TASK TO CARRY OUT
For this exercise, copy all the data exactly and include none of the pictures.

EXTRACTED RECORDS
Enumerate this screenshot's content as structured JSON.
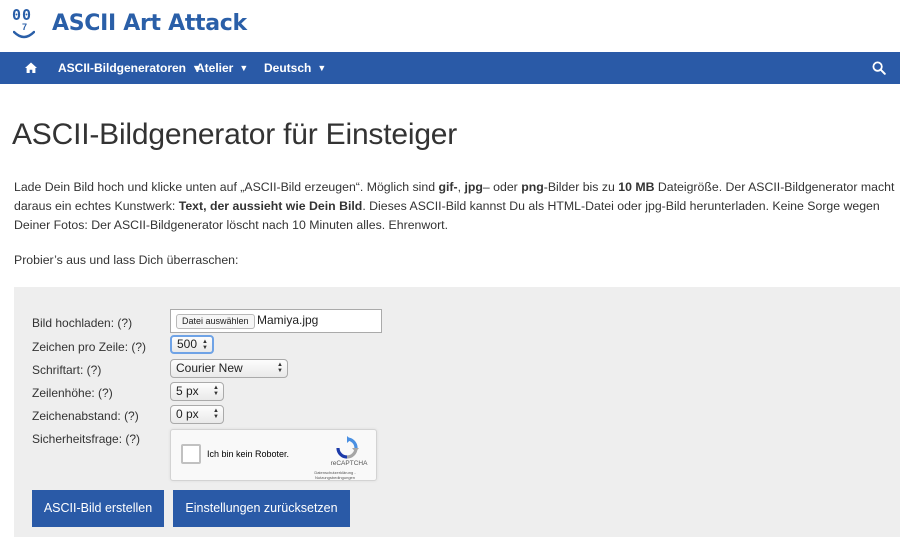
{
  "site": {
    "title": "ASCII Art Attack",
    "logo_eyes": "00",
    "logo_nose": "7"
  },
  "nav": {
    "home_icon": "home-icon",
    "items": [
      {
        "label": "ASCII-Bildgeneratoren"
      },
      {
        "label": "Atelier"
      },
      {
        "label": "Deutsch"
      }
    ],
    "search_icon": "search-icon"
  },
  "page": {
    "title": "ASCII-Bildgenerator für Einsteiger",
    "intro": {
      "p1a": "Lade Dein Bild hoch und klicke unten auf „ASCII-Bild erzeugen“. Möglich sind ",
      "gif": "gif-",
      "p1b": ", ",
      "jpg": "jpg",
      "p1c": "– oder ",
      "png": "png",
      "p1d": "-Bilder bis zu ",
      "size": "10 MB",
      "p1e": " Dateigröße. Der ASCII-Bildgenerator macht daraus ein echtes Kunstwerk: ",
      "emph": "Text, der aussieht wie Dein Bild",
      "p1f": ". Dieses ASCII-Bild kannst Du als HTML-Datei oder jpg-Bild herunterladen. Keine Sorge wegen Deiner Fotos: Der ASCII-Bildgenerator löscht nach 10 Minuten alles. Ehrenwort."
    },
    "probier": "Probier’s aus und lass Dich überraschen:"
  },
  "form": {
    "upload": {
      "label": "Bild hochladen: (?)",
      "button": "Datei auswählen",
      "file": "Mamiya.jpg"
    },
    "chars": {
      "label": "Zeichen pro Zeile: (?)",
      "value": "500"
    },
    "font": {
      "label": "Schriftart: (?)",
      "value": "Courier New"
    },
    "line_height": {
      "label": "Zeilenhöhe: (?)",
      "value": "5 px"
    },
    "spacing": {
      "label": "Zeichenabstand: (?)",
      "value": "0 px"
    },
    "captcha": {
      "label": "Sicherheitsfrage: (?)",
      "text": "Ich bin kein Roboter.",
      "brand": "reCAPTCHA",
      "links": "Datenschutzerklärung - Nutzungsbedingungen"
    },
    "submit": "ASCII-Bild erstellen",
    "reset": "Einstellungen zurücksetzen"
  },
  "colors": {
    "brand_blue": "#2a5aa7",
    "panel_bg": "#eeeeee"
  }
}
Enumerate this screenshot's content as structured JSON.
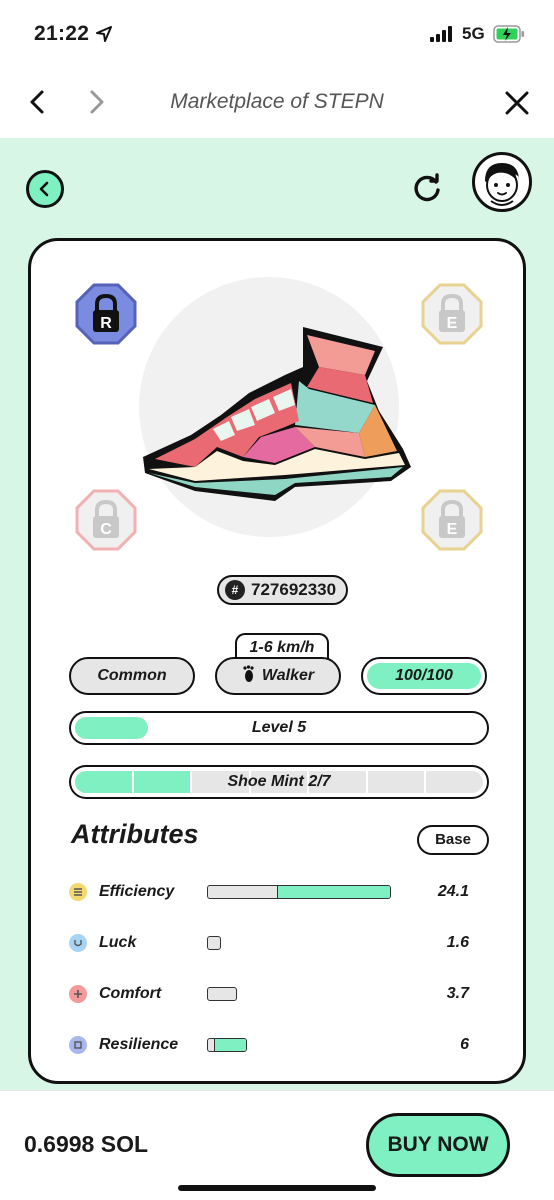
{
  "status_bar": {
    "time": "21:22",
    "network": "5G"
  },
  "browser": {
    "title": "Marketplace of STEPN"
  },
  "sneaker": {
    "token_id": "727692330",
    "speed_range": "1-6 km/h",
    "rarity": "Common",
    "type": "Walker",
    "durability": "100/100",
    "level_label": "Level 5",
    "level_fill": 0.18,
    "mint_label": "Shoe Mint 2/7",
    "mint_done": 2,
    "mint_total": 7,
    "sockets": [
      {
        "letter": "R",
        "active": true,
        "color": "#7b8be0"
      },
      {
        "letter": "E",
        "active": false,
        "color": "#e8d290"
      },
      {
        "letter": "C",
        "active": false,
        "color": "#f1b1b1"
      },
      {
        "letter": "E",
        "active": false,
        "color": "#e8d290"
      }
    ]
  },
  "attributes": {
    "title": "Attributes",
    "toggle_label": "Base",
    "items": [
      {
        "label": "Efficiency",
        "value": "24.1",
        "icon": "efficiency-icon",
        "icon_color": "#f3d970",
        "bar_fill": 0.62
      },
      {
        "label": "Luck",
        "value": "1.6",
        "icon": "luck-icon",
        "icon_color": "#a7d4f5",
        "bar_fill": 0.0
      },
      {
        "label": "Comfort",
        "value": "3.7",
        "icon": "comfort-icon",
        "icon_color": "#f49a9a",
        "bar_fill": 0.0
      },
      {
        "label": "Resilience",
        "value": "6",
        "icon": "resilience-icon",
        "icon_color": "#a9b7ef",
        "bar_fill": 0.85
      }
    ]
  },
  "purchase": {
    "price": "0.6998 SOL",
    "buy_label": "BUY NOW"
  },
  "colors": {
    "accent": "#7ef0c2",
    "background": "#d8f6e6"
  }
}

EXERCISE SOLUTION
Enumerate this screenshot's content as structured JSON.
{
  "site": {
    "title": "ASCII Art Attack",
    "logo_eyes": "00",
    "logo_nose": "7"
  },
  "nav": {
    "home_icon": "home-icon",
    "items": [
      {
        "label": "ASCII-Bildgeneratoren"
      },
      {
        "label": "Atelier"
      },
      {
        "label": "Deutsch"
      }
    ],
    "search_icon": "search-icon"
  },
  "page": {
    "title": "ASCII-Bildgenerator für Einsteiger",
    "intro": {
      "p1a": "Lade Dein Bild hoch und klicke unten auf „ASCII-Bild erzeugen“. Möglich sind ",
      "gif": "gif-",
      "p1b": ", ",
      "jpg": "jpg",
      "p1c": "– oder ",
      "png": "png",
      "p1d": "-Bilder bis zu ",
      "size": "10 MB",
      "p1e": " Dateigröße. Der ASCII-Bildgenerator macht daraus ein echtes Kunstwerk: ",
      "emph": "Text, der aussieht wie Dein Bild",
      "p1f": ". Dieses ASCII-Bild kannst Du als HTML-Datei oder jpg-Bild herunterladen. Keine Sorge wegen Deiner Fotos: Der ASCII-Bildgenerator löscht nach 10 Minuten alles. Ehrenwort."
    },
    "probier": "Probier’s aus und lass Dich überraschen:"
  },
  "form": {
    "upload": {
      "label": "Bild hochladen: (?)",
      "button": "Datei auswählen",
      "file": "Mamiya.jpg"
    },
    "chars": {
      "label": "Zeichen pro Zeile: (?)",
      "value": "500"
    },
    "font": {
      "label": "Schriftart: (?)",
      "value": "Courier New"
    },
    "line_height": {
      "label": "Zeilenhöhe: (?)",
      "value": "5 px"
    },
    "spacing": {
      "label": "Zeichenabstand: (?)",
      "value": "0 px"
    },
    "captcha": {
      "label": "Sicherheitsfrage: (?)",
      "text": "Ich bin kein Roboter.",
      "brand": "reCAPTCHA",
      "links": "Datenschutzerklärung - Nutzungsbedingungen"
    },
    "submit": "ASCII-Bild erstellen",
    "reset": "Einstellungen zurücksetzen"
  },
  "colors": {
    "brand_blue": "#2a5aa7",
    "panel_bg": "#eeeeee"
  }
}
Enumerate this screenshot's content as structured JSON.
{
  "status_bar": {
    "time": "21:22",
    "network": "5G"
  },
  "browser": {
    "title": "Marketplace of STEPN"
  },
  "sneaker": {
    "token_id": "727692330",
    "speed_range": "1-6 km/h",
    "rarity": "Common",
    "type": "Walker",
    "durability": "100/100",
    "level_label": "Level 5",
    "level_fill": 0.18,
    "mint_label": "Shoe Mint 2/7",
    "mint_done": 2,
    "mint_total": 7,
    "sockets": [
      {
        "letter": "R",
        "active": true,
        "color": "#7b8be0"
      },
      {
        "letter": "E",
        "active": false,
        "color": "#e8d290"
      },
      {
        "letter": "C",
        "active": false,
        "color": "#f1b1b1"
      },
      {
        "letter": "E",
        "active": false,
        "color": "#e8d290"
      }
    ]
  },
  "attributes": {
    "title": "Attributes",
    "toggle_label": "Base",
    "items": [
      {
        "label": "Efficiency",
        "value": "24.1",
        "icon": "efficiency-icon",
        "icon_color": "#f3d970",
        "bar_fill": 0.62
      },
      {
        "label": "Luck",
        "value": "1.6",
        "icon": "luck-icon",
        "icon_color": "#a7d4f5",
        "bar_fill": 0.0
      },
      {
        "label": "Comfort",
        "value": "3.7",
        "icon": "comfort-icon",
        "icon_color": "#f49a9a",
        "bar_fill": 0.0
      },
      {
        "label": "Resilience",
        "value": "6",
        "icon": "resilience-icon",
        "icon_color": "#a9b7ef",
        "bar_fill": 0.85
      }
    ]
  },
  "purchase": {
    "price": "0.6998 SOL",
    "buy_label": "BUY NOW"
  },
  "colors": {
    "accent": "#7ef0c2",
    "background": "#d8f6e6"
  }
}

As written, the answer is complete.